Mar 1, 2021

5 min read

Don’t call it a community

As a community leader in the marketing industry, I often find myself interrupting conversations with colleagues, peers, and clients to ask for clarification. “When you say you want to build a community, what do you mean exactly?” And I get a wide range of responses. Sometimes they mean “the local, geographic sense of community” or more often, “our community of followers on social.”

In order to have a real conversation about how or why to build community, it’s helpful to step back and define what exactly we mean by that. Let’s refer to the definition of community from a few leaders I admire in the field:

Carrie Melissa Jones and Charles H. Vogl (Building Brand Communities): “a group of people who share mutual concern for one another”

Gina Bianchini (Mighty Networks): “a group of people going deep to master something interesting together”

Bailey Richardson, Kevin Huynh, and Kai Elmer Sotto (Get Together): “groups of people who keep coming together over what they care about”

Most of the time, what marketers are talking about when we say “community” is actually an audience — a group of people who follow your brand on Instagram or sign up for your email list. While these individuals may all share an interest in your content, they have no relationship with each other. No mutual concern. No coming together.

I’m not here to argue that audiences have no value. They sit at the top of your marketing funnel and without them, you’d have nobody to purchase your products or services. But the strategies for growing an audience and building a brand community are quite different.

Building community requires turning typical marketing funnels on their head. Instead of starting with a broad audience and narrowing as potential customers move from consideration to purchase, we start small and seek to serve a core group of deeply invested founding members, who will then help us scale. As a community builder, your role is to connect individuals — often manually, especially at first — who have common interests or goals so they can explore or achieve something together, in the process forming lasting relationships that keep them coming back to your community and bringing their friends.

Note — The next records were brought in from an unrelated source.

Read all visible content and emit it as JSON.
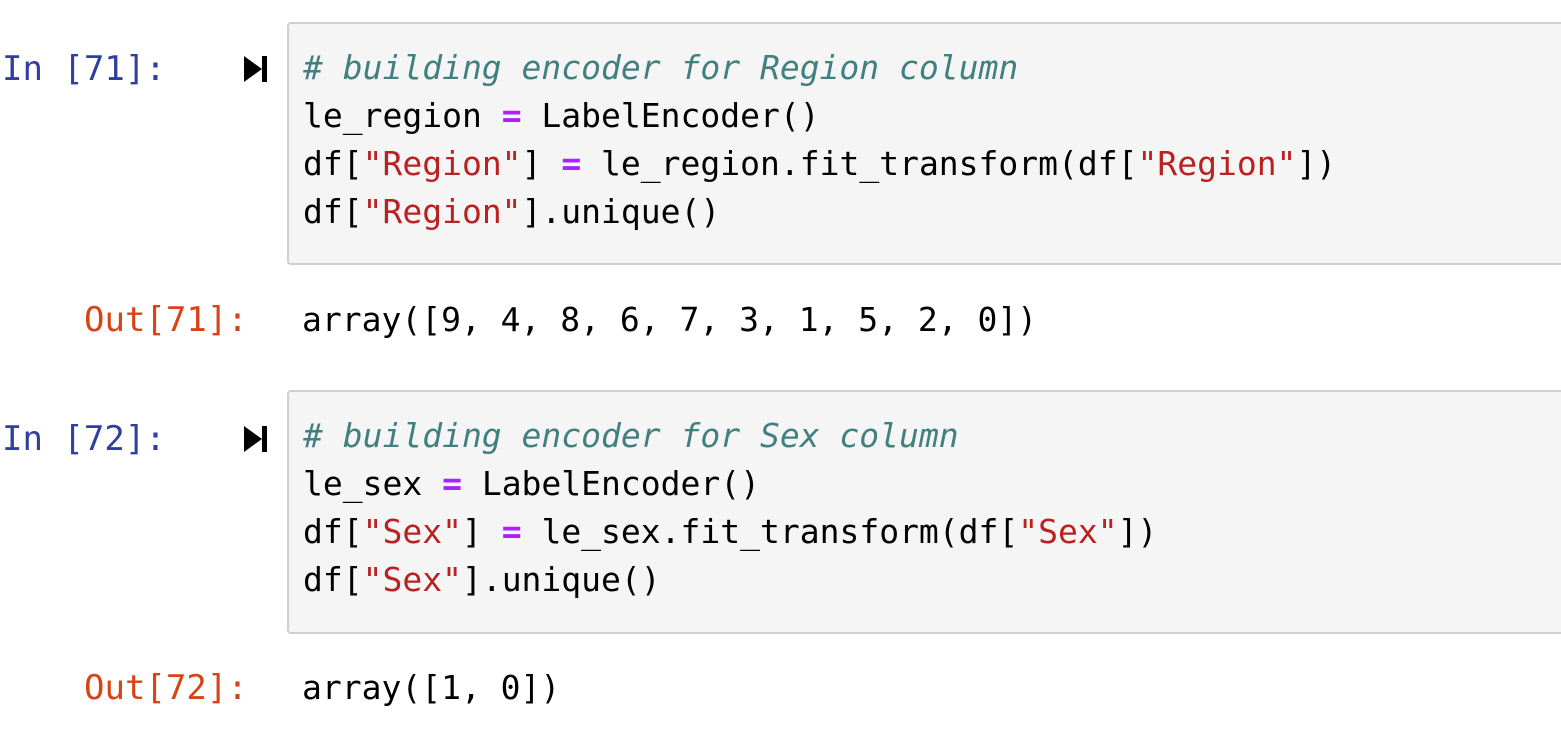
{
  "cells": [
    {
      "in_prompt": "In [71]:",
      "code": {
        "comment": "# building encoder for Region column",
        "line2": {
          "var": "le_region ",
          "op": "=",
          "rest": " LabelEncoder()"
        },
        "line3": {
          "p1": "df[",
          "s1": "\"Region\"",
          "p2": "] ",
          "op": "=",
          "p3": " le_region.fit_transform(df[",
          "s2": "\"Region\"",
          "p4": "])"
        },
        "line4": {
          "p1": "df[",
          "s1": "\"Region\"",
          "p2": "].unique()"
        }
      },
      "out_prompt": "Out[71]:",
      "output": "array([9, 4, 8, 6, 7, 3, 1, 5, 2, 0])"
    },
    {
      "in_prompt": "In [72]:",
      "code": {
        "comment": "# building encoder for Sex column",
        "line2": {
          "var": "le_sex ",
          "op": "=",
          "rest": " LabelEncoder()"
        },
        "line3": {
          "p1": "df[",
          "s1": "\"Sex\"",
          "p2": "] ",
          "op": "=",
          "p3": " le_sex.fit_transform(df[",
          "s2": "\"Sex\"",
          "p4": "])"
        },
        "line4": {
          "p1": "df[",
          "s1": "\"Sex\"",
          "p2": "].unique()"
        }
      },
      "out_prompt": "Out[72]:",
      "output": "array([1, 0])"
    }
  ],
  "icons": {
    "run": "run-cell-icon"
  },
  "colors": {
    "in_prompt": "#303f9f",
    "out_prompt": "#d84315",
    "comment": "#408080",
    "operator": "#aa22ff",
    "string": "#ba2121",
    "cell_background": "#f5f5f5",
    "cell_border": "#cfcfcf"
  }
}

Forging a community from an audience isn’t impossible, but it requires a commitment to developing personal connections where they don’t yet exist — first between yourself as the creator/brand and your followers/customers, and then among those followers. You have to spend time, one-on-one, understanding why each person is there. Who are your followers as individuals? What keeps them up at night? What gets them up in the morning? What do they hope to gain from being part of your community? And what (if anything) are they willing to give?

When someone decides to follow you on Instagram, they’re not signing up for anything more than seeing your photos in their feed. Their presence isn’t contingent upon participation. For a community to truly be a community, its members must interact with each other, care for each other, and be willing to give something of themselves in order to learn from each other.

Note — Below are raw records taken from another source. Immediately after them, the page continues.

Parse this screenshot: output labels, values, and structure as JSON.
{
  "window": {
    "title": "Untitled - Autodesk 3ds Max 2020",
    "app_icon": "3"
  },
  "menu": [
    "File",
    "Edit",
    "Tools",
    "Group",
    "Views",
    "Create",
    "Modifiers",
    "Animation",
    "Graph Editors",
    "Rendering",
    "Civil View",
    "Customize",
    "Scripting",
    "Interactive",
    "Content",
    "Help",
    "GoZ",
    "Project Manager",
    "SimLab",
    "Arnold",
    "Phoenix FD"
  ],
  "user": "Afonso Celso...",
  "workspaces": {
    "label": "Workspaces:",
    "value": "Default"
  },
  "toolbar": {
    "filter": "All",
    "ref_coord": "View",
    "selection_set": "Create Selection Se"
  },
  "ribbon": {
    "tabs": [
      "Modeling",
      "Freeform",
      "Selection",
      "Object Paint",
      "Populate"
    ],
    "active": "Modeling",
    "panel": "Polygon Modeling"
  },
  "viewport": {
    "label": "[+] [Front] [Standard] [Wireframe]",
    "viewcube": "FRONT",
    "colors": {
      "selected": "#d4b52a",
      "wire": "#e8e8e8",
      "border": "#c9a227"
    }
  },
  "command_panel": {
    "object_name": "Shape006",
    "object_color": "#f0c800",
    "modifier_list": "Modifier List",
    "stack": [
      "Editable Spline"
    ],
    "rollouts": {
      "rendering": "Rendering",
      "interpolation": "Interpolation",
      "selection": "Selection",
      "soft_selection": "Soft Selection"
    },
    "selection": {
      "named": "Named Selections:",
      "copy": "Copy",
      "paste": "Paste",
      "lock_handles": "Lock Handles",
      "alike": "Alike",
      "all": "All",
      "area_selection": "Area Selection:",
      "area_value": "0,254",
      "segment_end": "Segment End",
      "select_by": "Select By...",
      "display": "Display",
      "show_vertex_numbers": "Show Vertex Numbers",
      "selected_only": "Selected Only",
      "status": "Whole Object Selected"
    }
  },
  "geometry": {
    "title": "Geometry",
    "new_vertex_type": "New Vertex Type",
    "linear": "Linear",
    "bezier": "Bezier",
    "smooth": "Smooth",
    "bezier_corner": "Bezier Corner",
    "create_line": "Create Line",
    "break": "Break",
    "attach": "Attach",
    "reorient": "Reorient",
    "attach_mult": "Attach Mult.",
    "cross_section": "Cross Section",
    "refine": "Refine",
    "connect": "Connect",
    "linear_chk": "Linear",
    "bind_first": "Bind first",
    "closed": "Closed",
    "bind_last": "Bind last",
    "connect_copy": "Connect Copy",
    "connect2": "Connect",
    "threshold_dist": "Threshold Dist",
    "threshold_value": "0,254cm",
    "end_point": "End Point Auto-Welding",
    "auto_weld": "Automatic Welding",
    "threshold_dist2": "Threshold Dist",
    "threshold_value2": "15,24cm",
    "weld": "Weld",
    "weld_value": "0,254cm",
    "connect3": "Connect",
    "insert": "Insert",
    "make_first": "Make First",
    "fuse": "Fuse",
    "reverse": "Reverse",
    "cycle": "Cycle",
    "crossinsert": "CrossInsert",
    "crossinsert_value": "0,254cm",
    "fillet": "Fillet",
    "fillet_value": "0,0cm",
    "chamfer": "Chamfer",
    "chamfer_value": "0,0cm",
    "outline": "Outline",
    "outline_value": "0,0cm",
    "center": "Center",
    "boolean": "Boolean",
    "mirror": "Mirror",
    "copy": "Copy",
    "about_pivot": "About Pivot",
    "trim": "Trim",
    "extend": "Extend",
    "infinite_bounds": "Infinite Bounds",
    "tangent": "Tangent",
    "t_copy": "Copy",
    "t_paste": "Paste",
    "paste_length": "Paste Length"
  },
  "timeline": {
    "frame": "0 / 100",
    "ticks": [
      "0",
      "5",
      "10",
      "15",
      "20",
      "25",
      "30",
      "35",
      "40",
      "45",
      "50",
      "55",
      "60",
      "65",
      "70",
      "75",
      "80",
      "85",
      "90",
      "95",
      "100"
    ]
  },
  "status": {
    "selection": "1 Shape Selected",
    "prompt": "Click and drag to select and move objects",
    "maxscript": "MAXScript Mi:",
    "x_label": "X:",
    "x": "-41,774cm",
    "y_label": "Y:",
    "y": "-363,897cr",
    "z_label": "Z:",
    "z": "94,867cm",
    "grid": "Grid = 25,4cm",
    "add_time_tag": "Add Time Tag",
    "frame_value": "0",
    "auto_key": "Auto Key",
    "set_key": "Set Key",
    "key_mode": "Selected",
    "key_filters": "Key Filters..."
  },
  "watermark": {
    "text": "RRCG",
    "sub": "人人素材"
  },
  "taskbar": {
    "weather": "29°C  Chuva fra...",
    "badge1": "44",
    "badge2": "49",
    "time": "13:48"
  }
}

Building a real community requires time, effort, and shift in perspective for many marketers, but the benefits abound.

The Minted Artist community is one of the most vibrant brand communities I’ve had the pleasure to help grow, and it began with an inefficient, time-intensive, personal commitment from Mariam Naficy, the brand’s Founder & CEO, to forming individual relationships with every early member. To this day, Mariam hosts Minted Meet-ups (initially in person, now virtually) with small groups of artists in cities across the country and around the world to connect over coffee.

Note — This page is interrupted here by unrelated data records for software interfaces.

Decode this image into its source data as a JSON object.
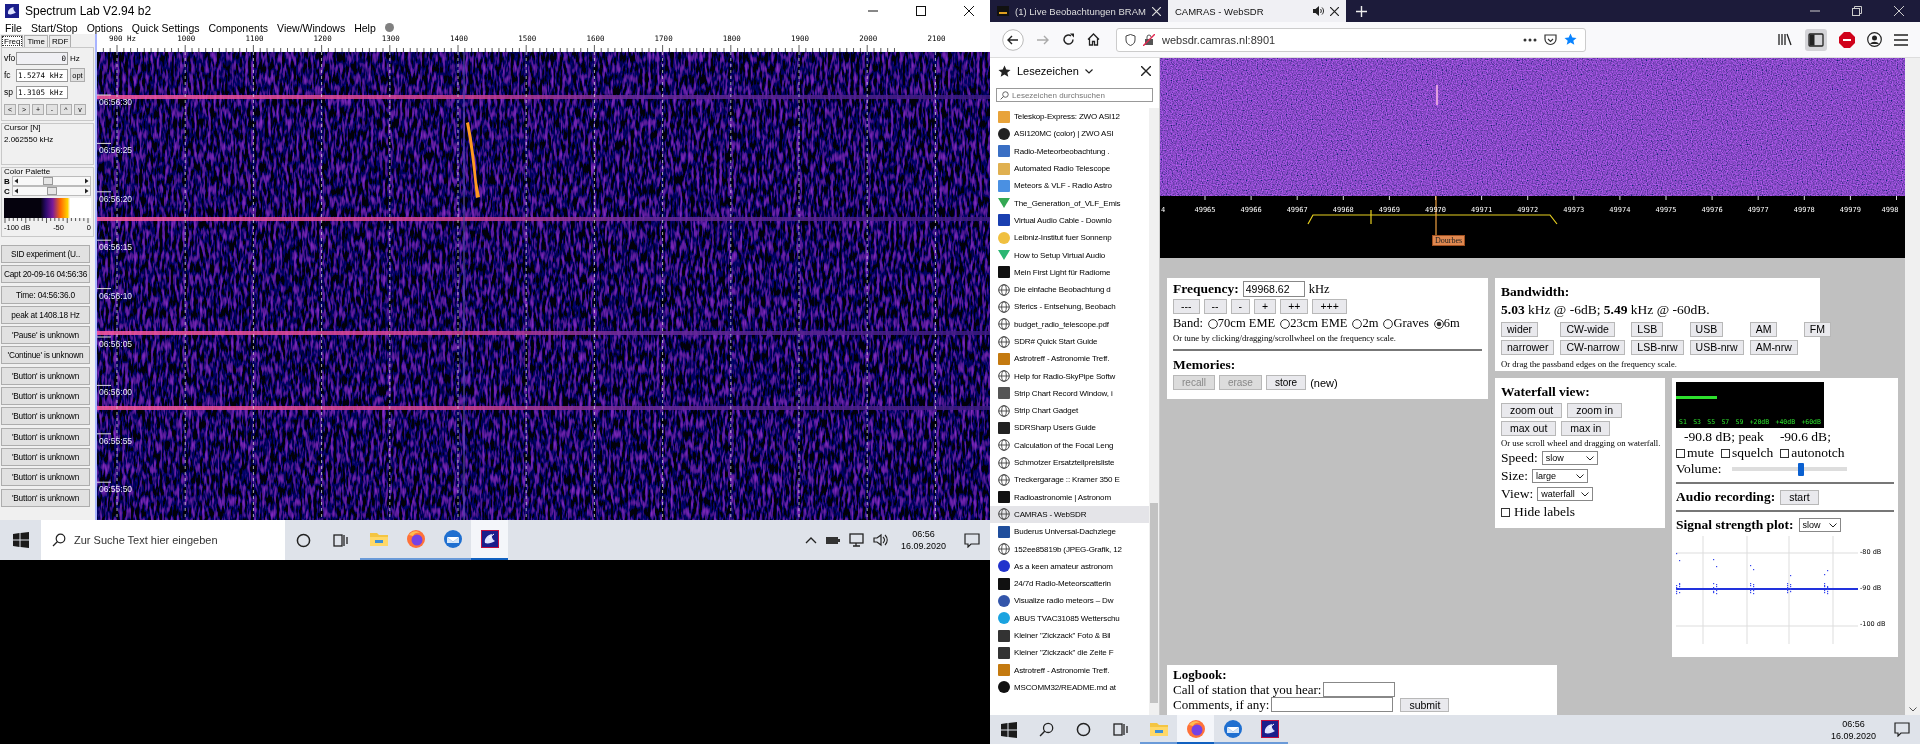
{
  "spectrum_lab": {
    "window": {
      "title": "Spectrum Lab V2.94 b2"
    },
    "menu": [
      "File",
      "Start/Stop",
      "Options",
      "Quick Settings",
      "Components",
      "View/Windows",
      "Help"
    ],
    "panel_tabs": [
      {
        "label": "Freq",
        "selected": true
      },
      {
        "label": "Time",
        "selected": false
      },
      {
        "label": "RDF",
        "selected": false
      }
    ],
    "fields": [
      {
        "label": "vfo",
        "value": "0",
        "unit": "Hz"
      },
      {
        "label": "fc",
        "value": "1.5274 kHz",
        "button": "opt"
      },
      {
        "label": "sp",
        "value": "1.3105 kHz"
      }
    ],
    "nav_buttons": [
      "<",
      ">",
      "+",
      "-",
      "^",
      "v"
    ],
    "cursor": {
      "title": "Cursor [N]",
      "value": "2.062550 kHz"
    },
    "color_palette": {
      "title": "Color Palette",
      "sliders": [
        {
          "label": "B",
          "level": 0.45
        },
        {
          "label": "C",
          "level": 0.5
        }
      ],
      "scale": [
        "-100 dB",
        "-50",
        "0"
      ]
    },
    "buttons": [
      "SID experiment (U..",
      "Capt 20-09-16 04:56:36",
      "Time:  04:56:36.0",
      "peak at 1408.18 Hz",
      "'Pause' is unknown",
      "'Continue' is unknown",
      "'Button' is unknown",
      "'Button' is unknown",
      "'Button' is unknown",
      "'Button' is unknown",
      "'Button' is unknown",
      "'Button' is unknown",
      "'Button' is unknown"
    ],
    "frequency_scale": [
      "900 Hz",
      "1000",
      "1100",
      "1200",
      "1300",
      "1400",
      "1500",
      "1600",
      "1700",
      "1800",
      "1900",
      "2000",
      "2100"
    ],
    "time_labels": [
      "06:56:30",
      "06:56:25",
      "06:56:20",
      "06:56:15",
      "06:56:10",
      "06:56:05",
      "06:56:00",
      "06:55:55",
      "06:55:50"
    ]
  },
  "taskbar_left": {
    "search": {
      "placeholder": "Zur Suche Text hier eingeben"
    },
    "apps": [
      {
        "kind": "explorer",
        "selected": false
      },
      {
        "kind": "firefox",
        "selected": false
      },
      {
        "kind": "thunderbird",
        "selected": false
      },
      {
        "kind": "spectrumlab",
        "selected": true
      }
    ],
    "clock": {
      "time": "06:56",
      "date": "16.09.2020"
    }
  },
  "browser": {
    "tabs": [
      {
        "title": "(1) Live Beobachtungen BRAM",
        "selected": false,
        "audio": false
      },
      {
        "title": "CAMRAS - WebSDR",
        "selected": true,
        "audio": true
      }
    ],
    "url": "websdr.camras.nl:8901",
    "bookmarked": true,
    "sidebar": {
      "title": "Lesezeichen",
      "search": {
        "placeholder": "Lesezeichen durchsuchen"
      },
      "items": [
        {
          "title": "Teleskop-Express: ZWO ASI12",
          "kind": "tile",
          "color": "#e8a33a",
          "selected": false
        },
        {
          "title": "ASI120MC (color) | ZWO ASI",
          "kind": "circle",
          "color": "#222222",
          "selected": false
        },
        {
          "title": "Radio-Meteorbeobachtung .",
          "kind": "tile",
          "color": "#3a6fc4",
          "selected": false
        },
        {
          "title": "Automated Radio Telescope",
          "kind": "tile",
          "color": "#e0b050",
          "selected": false
        },
        {
          "title": "Meteors & VLF - Radio Astro",
          "kind": "tile",
          "color": "#4a90e2",
          "selected": false
        },
        {
          "title": "The_Generation_of_VLF_Emis",
          "kind": "triangle",
          "color": "#34a853",
          "selected": false
        },
        {
          "title": "Virtual Audio Cable - Downlo",
          "kind": "tile",
          "color": "#1a3fb0",
          "selected": false
        },
        {
          "title": "Leibniz-Institut fuer Sonnenp",
          "kind": "circle",
          "color": "#f0c040",
          "selected": false
        },
        {
          "title": "How to Setup Virtual Audio",
          "kind": "triangle",
          "color": "#2bb673",
          "selected": false
        },
        {
          "title": "Mein First Light für Radiome",
          "kind": "tile",
          "color": "#111111",
          "selected": false
        },
        {
          "title": "Die einfache Beobachtung d",
          "kind": "globe",
          "selected": false
        },
        {
          "title": "Sferics - Entsehung, Beobach",
          "kind": "globe",
          "selected": false
        },
        {
          "title": "budget_radio_telescope.pdf",
          "kind": "globe",
          "selected": false
        },
        {
          "title": "SDR# Quick Start Guide",
          "kind": "globe",
          "selected": false
        },
        {
          "title": "Astrotreff - Astronomie Treff.",
          "kind": "tile",
          "color": "#c47a10",
          "selected": false
        },
        {
          "title": "Help for Radio-SkyPipe Softw",
          "kind": "globe",
          "selected": false
        },
        {
          "title": "Strip Chart Record Window, i",
          "kind": "tile",
          "color": "#555555",
          "selected": false
        },
        {
          "title": "Strip Chart Gadget",
          "kind": "globe",
          "selected": false
        },
        {
          "title": "SDRSharp Users Guide",
          "kind": "tile",
          "color": "#222222",
          "selected": false
        },
        {
          "title": "Calculation of the Focal Leng",
          "kind": "globe",
          "selected": false
        },
        {
          "title": "Schmotzer Ersatzteilpreisliste",
          "kind": "globe",
          "selected": false
        },
        {
          "title": "Treckergarage :: Kramer 350 E",
          "kind": "globe",
          "selected": false
        },
        {
          "title": "Radioastronomie | Astronom",
          "kind": "tile",
          "color": "#111111",
          "selected": false
        },
        {
          "title": "CAMRAS - WebSDR",
          "kind": "globe",
          "selected": true
        },
        {
          "title": "Buderus Universal-Dachziege",
          "kind": "tile",
          "color": "#1f4e9c",
          "selected": false
        },
        {
          "title": "152ee85819b (JPEG-Grafik, 12",
          "kind": "globe",
          "selected": false
        },
        {
          "title": "As a keen amateur astronom",
          "kind": "circle",
          "color": "#2233cc",
          "selected": false
        },
        {
          "title": "24/7d Radio-Meteorscatterin",
          "kind": "tile",
          "color": "#111111",
          "selected": false
        },
        {
          "title": "Visualize radio meteors – Dw",
          "kind": "circle",
          "color": "#3355aa",
          "selected": false
        },
        {
          "title": "ABUS TVAC31085 Wetterschu",
          "kind": "circle",
          "color": "#1aa3e0",
          "selected": false
        },
        {
          "title": "Kleiner \"Zickzack\" Foto & Bil",
          "kind": "tile",
          "color": "#333333",
          "selected": false
        },
        {
          "title": "Kleiner \"Zickzack\" die Zeite F",
          "kind": "tile",
          "color": "#333333",
          "selected": false
        },
        {
          "title": "Astrotreff - Astronomie Treff.",
          "kind": "tile",
          "color": "#c47a10",
          "selected": false
        },
        {
          "title": "MSCOMM32/README.md at",
          "kind": "circle",
          "color": "#111111",
          "selected": false
        }
      ]
    }
  },
  "websdr": {
    "scale_labels": [
      "4",
      "49965",
      "49966",
      "49967",
      "49968",
      "49969",
      "49970",
      "49971",
      "49972",
      "49973",
      "49974",
      "49975",
      "49976",
      "49977",
      "49978",
      "49979",
      "4998"
    ],
    "station_label": "Dourbes",
    "frequency": {
      "title": "Frequency:",
      "value": "49968.62",
      "unit": "kHz",
      "step_buttons": [
        "---",
        "--",
        "-",
        "+",
        "++",
        "+++"
      ],
      "band_label": "Band:",
      "bands": [
        {
          "label": "70cm EME",
          "selected": false
        },
        {
          "label": "23cm EME",
          "selected": false
        },
        {
          "label": "2m",
          "selected": false
        },
        {
          "label": "Graves",
          "selected": false
        },
        {
          "label": "6m",
          "selected": true
        }
      ],
      "hint": "Or tune by clicking/dragging/scrollwheel on the frequency scale.",
      "memories_title": "Memories:",
      "memory_buttons": [
        {
          "label": "recall",
          "disabled": true
        },
        {
          "label": "erase",
          "disabled": true
        },
        {
          "label": "store",
          "disabled": false
        }
      ],
      "memory_note": "(new)"
    },
    "bandwidth": {
      "title": "Bandwidth:",
      "value": "**5.03** kHz @ -6dB; **5.49** kHz @ -60dB.",
      "rows": [
        [
          "wider",
          "CW-wide",
          "LSB",
          "USB",
          "AM",
          "FM"
        ],
        [
          "narrower",
          "CW-narrow",
          "LSB-nrw",
          "USB-nrw",
          "AM-nrw"
        ]
      ],
      "hint": "Or drag the passband edges on the frequency scale."
    },
    "waterfall_view": {
      "title": "Waterfall view:",
      "rows": [
        [
          "zoom out",
          "zoom in"
        ],
        [
          "max out",
          "max in"
        ]
      ],
      "hint": "Or use scroll wheel and dragging on waterfall.",
      "selects": [
        {
          "label": "Speed:",
          "value": "slow"
        },
        {
          "label": "Size:",
          "value": "large"
        },
        {
          "label": "View:",
          "value": "waterfall"
        }
      ],
      "hide_labels": {
        "label": "Hide labels",
        "checked": false
      }
    },
    "audio": {
      "smeter": {
        "level": 0.28,
        "labels": [
          "S1",
          "S3",
          "S5",
          "S7",
          "S9",
          "+20dB",
          "+40dB",
          "+60dB"
        ]
      },
      "reading": "-90.8 dB; peak",
      "peak": "-90.6 dB;",
      "checkboxes": [
        {
          "label": "mute",
          "checked": false
        },
        {
          "label": "squelch",
          "checked": false
        },
        {
          "label": "autonotch",
          "checked": false
        }
      ],
      "volume": {
        "label": "Volume:",
        "level": 0.6
      },
      "recording": {
        "title": "Audio recording:",
        "button": "start"
      },
      "plot": {
        "title": "Signal strength plot:",
        "select": "slow",
        "ticks": [
          "-80 dB",
          "-90 dB",
          "-100 dB"
        ]
      }
    },
    "logbook": {
      "title": "Logbook:",
      "fields": [
        {
          "label": "Call of station that you hear:"
        },
        {
          "label": "Comments, if any:"
        }
      ],
      "button": "submit"
    }
  },
  "taskbar_right": {
    "apps": [
      {
        "kind": "explorer",
        "selected": false
      },
      {
        "kind": "firefox",
        "selected": true
      },
      {
        "kind": "thunderbird",
        "selected": false
      },
      {
        "kind": "spectrumlab",
        "selected": false
      }
    ],
    "clock": {
      "time": "06:56",
      "date": "16.09.2020"
    }
  }
}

This commitment to understanding Minted artists as whole people has persisted throughout the brand and community’s growth, and is a differentiator for the platform — driving brand loyalty among artists who have plenty of options to take their work elsewhere, and a desire to help each other improve even while in direct competition to have their designs selected and sold. For Minted, it isn’t hard to understand why an engaged artist community would be valuable — after all, these independent artists supply the designs for nearly every product sold by the company.

When you’re launching a new venture, there’s also less downside to investing your time in one-on-one conversations — in fact, it’s exactly how you should spend your time. And if you continue to nurture those relationships as you grow, they can form the basis of a community on which to build your brand. But brands built with community at their core are few and far between, and for most, it’s difficult to justify the painstaking process of building a community later in their journey.

When a marketing team at a more mature company has to choose between paying for Instagram ads or building a community to acquire new customers , you can guess which tactic is better suited to hit their Q1 targets. And there’s no shame in that. Where brands set themselves and their “communities” up to fail, is when they approach community building as another short-term marketing strategy.

This isn’t to excuse community teams and programs from being required to measure and deliver results, especially to their members, but it’s often unrealistic to expect those results to align with short-term business goals. Instead, invest in community for its long-term benefits — to make your brand more resilient and innovative by building with rather than for your customers.

There aren’t any shortcuts to forming the personal relationships that set the foundation of your community, but strong relationships are the key to sustainability and scalability. Start by identifying and empowering a core group of allies who are invested in your community’s success. These allies will then recruit new members, model desired behaviors, defend you against detractors, and provide valuable feedback to you and your team. Their contributions will spark the network effects that make real brand communities so powerful and sought after.

As it turns out, in a digital-first, highly-networked world, unscalable personal relationships are the key to a community that scales.